  4. Single Pay Variable Unit-Linked (VUL) Insurance Plan – This is a life insurance product that requires big one time investment that ranges from 100,000 pesos and above. This type of insurance caters for individuals who are looking for an alternative channel where they can invest their money. This plan actually has a low insurance component, about 25% of the amount you invest. For example, if you invest 1 Million pesos, the amount of life insurance is 250,000 pesos. All your money  (less charges) will be invested in the fund of your choice such as equity, index, bond or balanced fund. There is 1-5% charge to be deducted from your investment by the insurance company to cover fees. Since this plan has less charges, your money will grow faster. To understand Single Pay VUL more, read this.
  5. Regular Pay  Variable Unit-Linked (VUL) Insurance Plan – This is a life insurance plan that is usually payable in 5, 10, 15, 20 or more years. The shorter the payment period is, the premium becomes higher. The longer the payment period, the cheaper the premium becomes. Unlike, single pay VUL. regular pay VUL plan provides bigger life insurance coverage with affordable monthly premium. For example, for as low as 3,000 pesos per month, you can have a life insurance coverage of 1 Million pesos. You also have the option to add riders or additional benefits such as disability income and critical illness coverage. A portion of your premium is invested in a pooled fund of your choice, almost similar to a mutual fund which is managed by professional fund managers. You can choose among equity, index, bond and balanced funds. Over time your money in the pooled funds will grow  an you can use it for your own retirement. The other portion of your premium will pay for insurance and admin fees. Sun Life offers affordable regular pay VUL plans such as Sun Maxilink Prime, Sun Maxilink Bright and Sun Flexilink.

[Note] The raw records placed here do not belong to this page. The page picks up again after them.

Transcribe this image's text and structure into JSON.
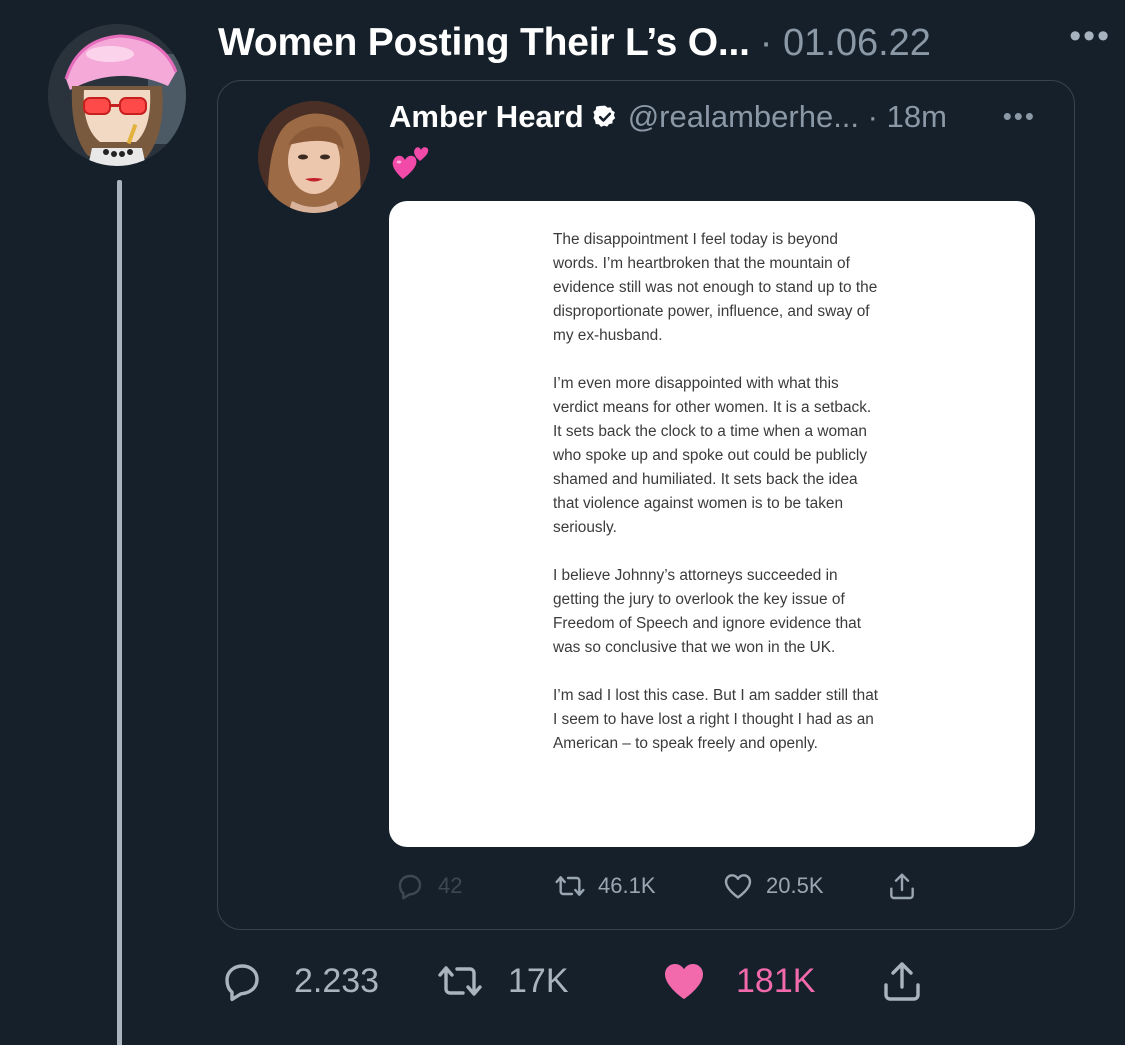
{
  "header": {
    "author_name": "Women Posting Their L’s O...",
    "separator_date": "· 01.06.22",
    "more": "•••"
  },
  "quote": {
    "name": "Amber Heard",
    "handle_time": "@realamberhe... · 18m",
    "more": "•••",
    "emoji": "two-hearts-emoji",
    "statement": [
      "The disappointment I feel today is beyond words. I’m heartbroken that the mountain of evidence still was not enough to stand up to the disproportionate power, influence, and sway of my ex-husband.",
      "I’m even more disappointed with what this verdict means for other women. It is a setback. It sets back the clock to a time when a woman who spoke up and spoke out could be publicly shamed and humiliated. It sets back the idea that violence against women is to be taken seriously.",
      "I believe Johnny’s attorneys succeeded in getting the jury to overlook the key issue of Freedom of Speech and ignore evidence that was so conclusive that we won in the UK.",
      "I’m sad I lost this case. But I am sadder still that I seem to have lost a right I thought I had as an American – to speak freely and openly."
    ],
    "actions": {
      "replies": "42",
      "retweets": "46.1K",
      "likes": "20.5K"
    }
  },
  "actions": {
    "replies": "2.233",
    "retweets": "17K",
    "likes": "181K"
  },
  "colors": {
    "background": "#15202b",
    "like_pink": "#f26aab",
    "muted": "#8b98a5",
    "verified_bg": "#ffffff"
  }
}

There are other ways to increase your retirement fund but those I mentioned above are the common ways. I am also thinking of investing on rental properties as way to augment your retirement income in the future but this will be discussed in another article. If you have other bright ideas, share them in the comment section below.

The following two tabs change content below.
Raymund F. Camat, CIS, REB, CWP®, CEPP® is a SEC-Certified Investment Solicitor (CIS), Certified Wealth Planner and Certified Estate Planner, Phils. He is also a licensed insurance and mutual fund advisor for Sun Life Financial. He wants to educate the Filipino public on the importance of financial planning, investment planning, wealth planning and estate planning. He offers Personal and Family Wealth Planning to Filipinos from different generations. He has a bachelor's degree from the University of the Philippines. You can reach him at 09179698062 (Globe/TM/ABS-CBN/Viber), 09392787408 (Smart/TalkNText/Sun Cellular), (02) 508-9025 (Landline) or email him at raymund.camat@moneytalkph.com. For OFWs, he also conduct online video consultation through Skype, Viber or FB Video Call. ________________________________________ DISCLAIMER: This website reflects only the views and opinions of Raymund F. Camat and is not part of any official communication tools of any life insurance and investment company. The views and opinions on this website do not necessarily reflect those of the company, the management, the advisors/agents and the employees of any life insurance or investment company.
0 comments… add one

Leave a Comment

This site uses Akismet to reduce spam. Learn how your comment data is processed.